**THE TASK**
For the data below, say how many lines contain "Enterprise". Only the number should be given.

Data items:
━━━

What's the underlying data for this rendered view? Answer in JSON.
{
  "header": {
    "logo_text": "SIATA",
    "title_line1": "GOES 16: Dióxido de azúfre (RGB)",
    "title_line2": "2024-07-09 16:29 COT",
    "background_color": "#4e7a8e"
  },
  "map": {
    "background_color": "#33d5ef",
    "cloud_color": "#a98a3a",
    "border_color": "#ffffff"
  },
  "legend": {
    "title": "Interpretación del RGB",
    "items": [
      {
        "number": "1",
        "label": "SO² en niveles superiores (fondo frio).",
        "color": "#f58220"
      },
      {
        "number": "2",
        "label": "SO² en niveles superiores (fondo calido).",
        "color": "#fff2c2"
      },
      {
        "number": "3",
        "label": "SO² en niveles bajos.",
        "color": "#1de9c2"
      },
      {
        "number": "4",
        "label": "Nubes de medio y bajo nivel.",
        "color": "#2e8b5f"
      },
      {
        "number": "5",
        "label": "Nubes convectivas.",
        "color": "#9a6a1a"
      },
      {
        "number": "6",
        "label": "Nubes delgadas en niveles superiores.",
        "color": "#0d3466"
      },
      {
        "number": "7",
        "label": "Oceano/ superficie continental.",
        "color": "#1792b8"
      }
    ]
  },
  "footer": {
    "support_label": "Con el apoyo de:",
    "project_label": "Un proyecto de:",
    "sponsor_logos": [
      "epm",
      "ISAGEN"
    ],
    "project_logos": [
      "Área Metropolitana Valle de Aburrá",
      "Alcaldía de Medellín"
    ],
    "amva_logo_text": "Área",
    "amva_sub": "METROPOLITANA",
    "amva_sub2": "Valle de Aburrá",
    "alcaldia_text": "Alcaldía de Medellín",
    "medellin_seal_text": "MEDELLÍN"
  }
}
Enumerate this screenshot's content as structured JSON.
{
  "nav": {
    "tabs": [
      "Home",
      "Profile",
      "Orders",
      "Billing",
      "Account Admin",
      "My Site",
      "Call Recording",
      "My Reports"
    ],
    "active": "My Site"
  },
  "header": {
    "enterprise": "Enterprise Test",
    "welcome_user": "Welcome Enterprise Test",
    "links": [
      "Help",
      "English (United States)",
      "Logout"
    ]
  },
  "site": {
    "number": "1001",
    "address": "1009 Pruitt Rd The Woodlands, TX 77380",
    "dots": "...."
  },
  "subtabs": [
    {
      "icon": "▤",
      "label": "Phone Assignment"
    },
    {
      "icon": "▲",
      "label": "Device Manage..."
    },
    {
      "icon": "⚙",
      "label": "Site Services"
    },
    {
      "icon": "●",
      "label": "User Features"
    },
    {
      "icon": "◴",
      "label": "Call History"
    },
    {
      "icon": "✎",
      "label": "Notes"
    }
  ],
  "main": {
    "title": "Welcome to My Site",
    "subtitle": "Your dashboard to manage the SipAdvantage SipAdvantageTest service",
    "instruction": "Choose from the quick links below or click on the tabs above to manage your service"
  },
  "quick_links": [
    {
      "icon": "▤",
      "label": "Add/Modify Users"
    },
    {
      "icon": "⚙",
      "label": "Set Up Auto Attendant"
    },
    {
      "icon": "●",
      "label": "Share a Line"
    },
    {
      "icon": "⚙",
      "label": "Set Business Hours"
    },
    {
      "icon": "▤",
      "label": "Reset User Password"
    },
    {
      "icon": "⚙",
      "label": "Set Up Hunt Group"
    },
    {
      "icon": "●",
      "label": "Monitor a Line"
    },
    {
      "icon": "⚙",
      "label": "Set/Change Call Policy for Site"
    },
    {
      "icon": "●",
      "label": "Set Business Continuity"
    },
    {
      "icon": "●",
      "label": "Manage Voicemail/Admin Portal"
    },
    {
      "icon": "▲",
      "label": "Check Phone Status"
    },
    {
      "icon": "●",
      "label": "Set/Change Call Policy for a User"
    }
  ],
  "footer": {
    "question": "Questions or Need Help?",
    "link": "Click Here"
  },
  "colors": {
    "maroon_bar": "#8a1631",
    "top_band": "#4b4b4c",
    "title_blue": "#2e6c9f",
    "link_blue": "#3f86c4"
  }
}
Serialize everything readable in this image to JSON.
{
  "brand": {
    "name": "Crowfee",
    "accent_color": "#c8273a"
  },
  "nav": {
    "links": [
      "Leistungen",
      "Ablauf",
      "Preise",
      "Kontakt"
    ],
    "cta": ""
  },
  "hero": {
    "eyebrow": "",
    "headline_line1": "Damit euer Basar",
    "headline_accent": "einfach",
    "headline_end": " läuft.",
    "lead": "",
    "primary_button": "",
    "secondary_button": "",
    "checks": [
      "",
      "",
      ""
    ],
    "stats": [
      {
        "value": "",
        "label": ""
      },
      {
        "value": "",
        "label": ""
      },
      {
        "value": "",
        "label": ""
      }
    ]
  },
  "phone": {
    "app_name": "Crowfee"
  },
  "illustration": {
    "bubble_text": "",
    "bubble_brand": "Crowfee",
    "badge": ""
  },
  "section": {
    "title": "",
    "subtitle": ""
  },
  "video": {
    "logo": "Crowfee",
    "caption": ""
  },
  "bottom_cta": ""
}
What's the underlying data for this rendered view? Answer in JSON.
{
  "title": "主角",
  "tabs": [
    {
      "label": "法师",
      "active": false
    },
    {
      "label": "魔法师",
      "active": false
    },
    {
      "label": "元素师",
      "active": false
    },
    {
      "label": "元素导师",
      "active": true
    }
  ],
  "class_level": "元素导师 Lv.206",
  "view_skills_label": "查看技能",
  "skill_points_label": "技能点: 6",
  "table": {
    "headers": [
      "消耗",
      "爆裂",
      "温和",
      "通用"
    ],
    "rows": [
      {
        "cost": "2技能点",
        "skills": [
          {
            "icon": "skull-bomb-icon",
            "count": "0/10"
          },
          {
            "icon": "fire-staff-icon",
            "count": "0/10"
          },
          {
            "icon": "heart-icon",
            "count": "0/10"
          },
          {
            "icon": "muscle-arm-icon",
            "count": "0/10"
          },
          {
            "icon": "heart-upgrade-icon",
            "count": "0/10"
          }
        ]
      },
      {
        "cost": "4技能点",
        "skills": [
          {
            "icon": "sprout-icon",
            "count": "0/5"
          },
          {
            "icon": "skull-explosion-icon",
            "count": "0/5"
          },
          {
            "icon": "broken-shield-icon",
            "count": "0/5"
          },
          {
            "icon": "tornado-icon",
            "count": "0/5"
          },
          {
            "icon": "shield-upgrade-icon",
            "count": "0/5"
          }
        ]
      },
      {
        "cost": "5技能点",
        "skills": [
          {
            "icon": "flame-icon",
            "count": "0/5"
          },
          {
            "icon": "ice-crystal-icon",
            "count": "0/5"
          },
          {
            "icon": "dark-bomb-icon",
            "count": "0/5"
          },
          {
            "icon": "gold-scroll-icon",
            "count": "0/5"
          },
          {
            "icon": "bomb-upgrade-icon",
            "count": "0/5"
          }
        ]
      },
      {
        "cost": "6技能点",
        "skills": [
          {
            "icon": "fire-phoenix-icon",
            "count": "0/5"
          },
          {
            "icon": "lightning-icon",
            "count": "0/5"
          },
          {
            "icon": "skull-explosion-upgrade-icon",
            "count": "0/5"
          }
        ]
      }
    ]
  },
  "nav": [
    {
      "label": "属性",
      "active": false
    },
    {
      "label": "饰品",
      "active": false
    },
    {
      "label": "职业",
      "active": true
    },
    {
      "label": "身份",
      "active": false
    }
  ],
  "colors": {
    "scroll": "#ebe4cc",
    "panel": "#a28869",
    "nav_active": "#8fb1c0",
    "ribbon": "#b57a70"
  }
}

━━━

**REPLY TO THE TASK**
2